Dataset records:

--*--

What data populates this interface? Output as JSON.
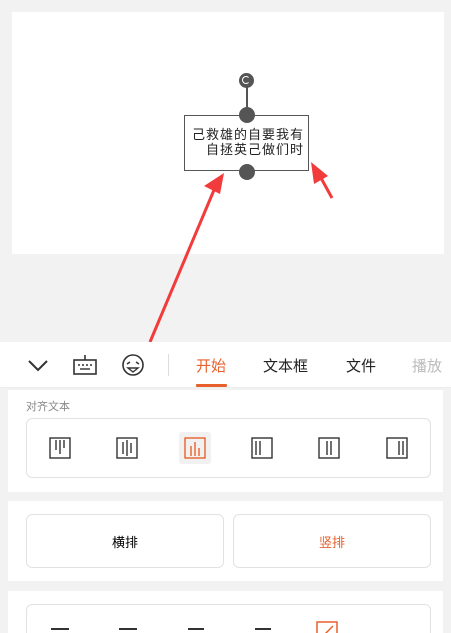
{
  "slide": {
    "textbox_lines": [
      "己救雄的自要我有",
      "自拯英己做们时"
    ]
  },
  "toolbar": {
    "icons": [
      "collapse-chevron-icon",
      "keyboard-icon",
      "emoji-face-icon"
    ],
    "tabs": [
      {
        "label": "开始",
        "active": true
      },
      {
        "label": "文本框",
        "active": false
      },
      {
        "label": "文件",
        "active": false
      },
      {
        "label": "播放",
        "active": false
      }
    ]
  },
  "align_text": {
    "label": "对齐文本",
    "options": [
      {
        "name": "align-top-icon",
        "active": false
      },
      {
        "name": "align-middle-icon",
        "active": false
      },
      {
        "name": "align-bottom-icon",
        "active": true
      },
      {
        "name": "align-left-icon",
        "active": false
      },
      {
        "name": "align-center-icon",
        "active": false
      },
      {
        "name": "align-right-icon",
        "active": false
      }
    ]
  },
  "direction": {
    "horizontal": "横排",
    "vertical": "竖排",
    "active": "vertical"
  },
  "colors": {
    "accent": "#e8612c",
    "arrow": "#f23b3b"
  }
}
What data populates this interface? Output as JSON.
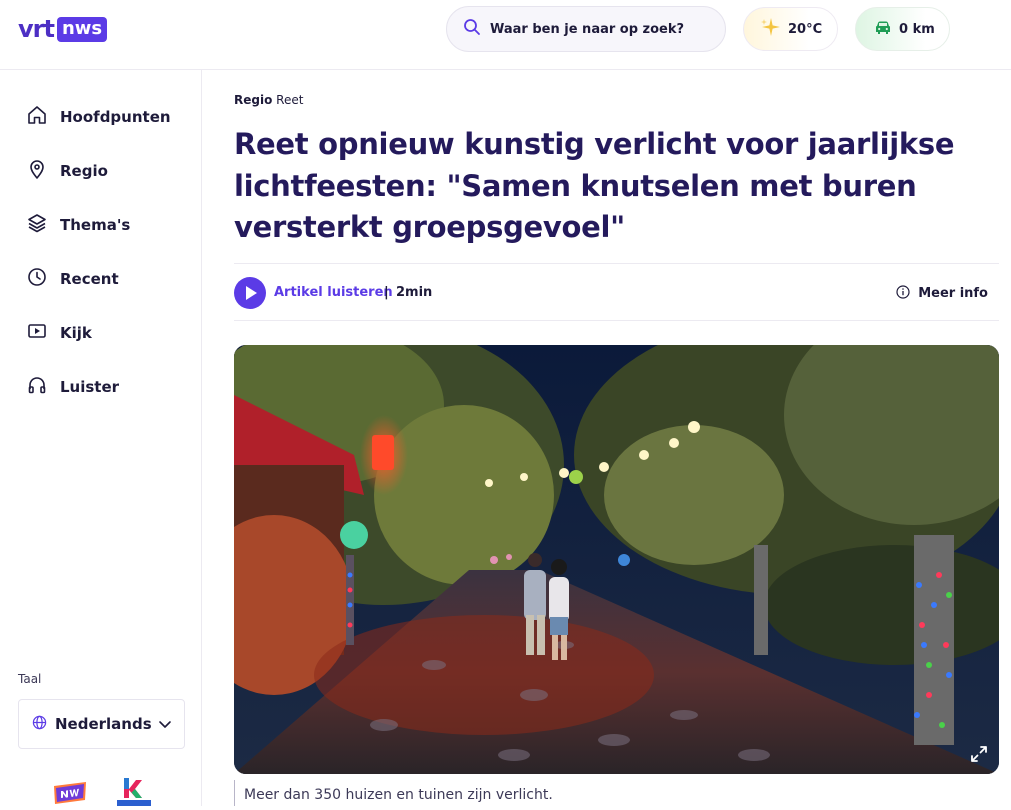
{
  "header": {
    "logo_text": "vrt",
    "logo_badge": "nws",
    "search_placeholder": "Waar ben je naar op zoek?",
    "weather": "20°C",
    "traffic": "0 km"
  },
  "sidebar": {
    "items": [
      {
        "label": "Hoofdpunten",
        "icon": "home-icon"
      },
      {
        "label": "Regio",
        "icon": "location-pin-icon"
      },
      {
        "label": "Thema's",
        "icon": "layers-icon"
      },
      {
        "label": "Recent",
        "icon": "clock-icon"
      },
      {
        "label": "Kijk",
        "icon": "play-screen-icon"
      },
      {
        "label": "Luister",
        "icon": "headphones-icon"
      }
    ],
    "language_label": "Taal",
    "language_value": "Nederlands"
  },
  "article": {
    "breadcrumb_section": "Regio",
    "breadcrumb_place": "Reet",
    "title": "Reet opnieuw kunstig verlicht voor jaarlijkse lichtfeesten: \"Samen knutselen met buren versterkt groepsgevoel\"",
    "listen_label": "Artikel luisteren",
    "separator": "|",
    "duration": "2min",
    "more_info": "Meer info",
    "caption": "Meer dan 350 huizen en tuinen zijn verlicht."
  },
  "colors": {
    "brand": "#5b3be6",
    "title": "#241a5c",
    "text": "#1e1b3a"
  }
}
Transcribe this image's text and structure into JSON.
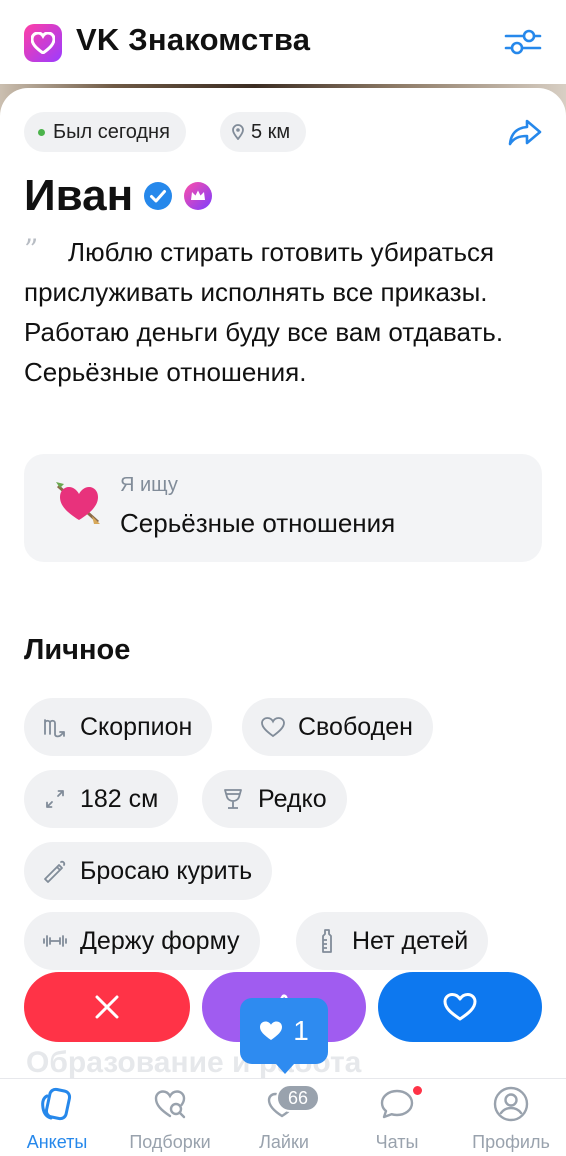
{
  "app": {
    "title": "VK Знакомства",
    "logo_icon": "heart-logo-icon",
    "filter_icon": "sliders-icon"
  },
  "colors": {
    "accent": "#2688eb",
    "dislike": "#ff3347",
    "superlike": "#a05cf0",
    "like": "#0d78ef",
    "online": "#4bb34b"
  },
  "profile": {
    "status": "Был сегодня",
    "distance": "5 км",
    "name": "Иван",
    "badges": [
      "verified-icon",
      "crown-icon"
    ],
    "bio": "Люблю стирать готовить убираться прислуживать исполнять все приказы. Работаю деньги буду все вам отдавать. Серьёзные отношения.",
    "looking_for": {
      "label": "Я ищу",
      "value": "Серьёзные отношения",
      "icon": "heart-arrow-emoji"
    }
  },
  "personal": {
    "title": "Личное",
    "tags": [
      {
        "icon": "scorpio-icon",
        "label": "Скорпион"
      },
      {
        "icon": "heart-outline-icon",
        "label": "Свободен"
      },
      {
        "icon": "height-arrows-icon",
        "label": "182 см"
      },
      {
        "icon": "wine-glass-icon",
        "label": "Редко"
      },
      {
        "icon": "cigarette-icon",
        "label": "Бросаю курить"
      },
      {
        "icon": "dumbbell-icon",
        "label": "Держу форму"
      },
      {
        "icon": "baby-bottle-icon",
        "label": "Нет детей"
      }
    ]
  },
  "actions": {
    "dislike_icon": "close-icon",
    "superlike_icon": "thumbs-up-icon",
    "like_icon": "heart-icon",
    "likes_toast_count": "1"
  },
  "peek_text": "Образование и работа",
  "nav": {
    "items": [
      {
        "label": "Анкеты",
        "icon": "cards-icon",
        "active": true
      },
      {
        "label": "Подборки",
        "icon": "heart-search-icon",
        "active": false
      },
      {
        "label": "Лайки",
        "icon": "hearts-icon",
        "active": false
      },
      {
        "label": "Чаты",
        "icon": "chat-bubble-icon",
        "active": false
      },
      {
        "label": "Профиль",
        "icon": "user-circle-icon",
        "active": false
      }
    ],
    "likes_badge": "66"
  }
}
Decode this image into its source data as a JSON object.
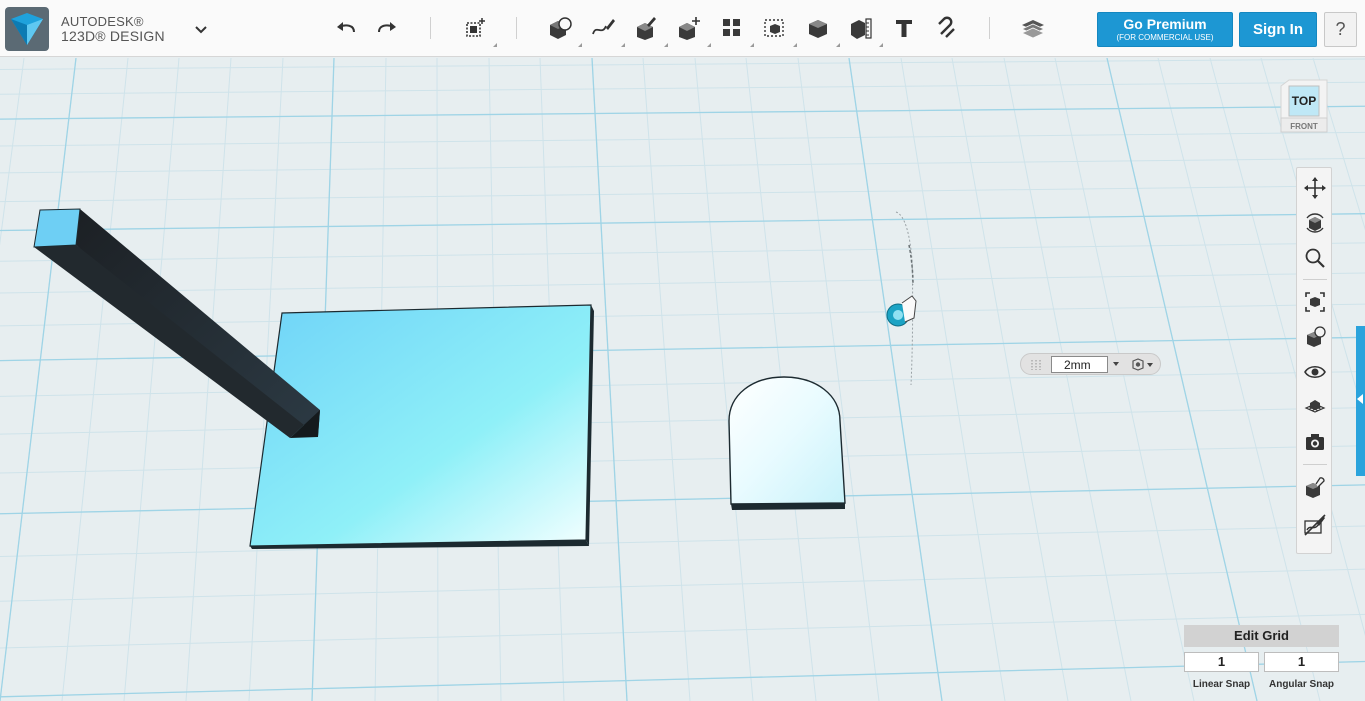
{
  "app": {
    "brand_line1": "AUTODESK®",
    "brand_line2": "123D® DESIGN"
  },
  "toolbar": {
    "icons": [
      "undo-icon",
      "redo-icon",
      "transform-icon",
      "primitives-icon",
      "sketch-icon",
      "construct-icon",
      "modify-icon",
      "pattern-icon",
      "grouping-icon",
      "combine-icon",
      "measure-icon",
      "text-icon",
      "snap-icon",
      "material-icon"
    ],
    "premium_label": "Go Premium",
    "premium_sublabel": "(FOR COMMERCIAL USE)",
    "signin_label": "Sign In",
    "help_label": "?"
  },
  "viewcube": {
    "face_label": "TOP"
  },
  "navbar": {
    "icons": [
      "pan-icon",
      "orbit-icon",
      "zoom-icon",
      "fit-icon",
      "view-mode-icon",
      "visibility-icon",
      "grid-icon",
      "camera-icon",
      "material-view-icon",
      "hide-sketch-icon"
    ]
  },
  "dimension_input": {
    "value": "2mm"
  },
  "grid": {
    "edit_label": "Edit Grid",
    "linear_snap_value": "1",
    "linear_snap_label": "Linear Snap",
    "angular_snap_value": "1",
    "angular_snap_label": "Angular Snap"
  },
  "colors": {
    "accent": "#1d97d3",
    "grid_major": "#9fd4e6",
    "grid_minor": "#c9e2ea",
    "background": "#e7eef0",
    "object_fill": "#7fdcf8"
  }
}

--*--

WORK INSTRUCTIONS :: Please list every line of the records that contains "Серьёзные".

TASK RESULT ::
    "bio": "Люблю стирать готовить убираться прислуживать исполнять все приказы. Работаю деньги буду все вам отдавать. Серьёзные отношения.",
      "value": "Серьёзные отношения",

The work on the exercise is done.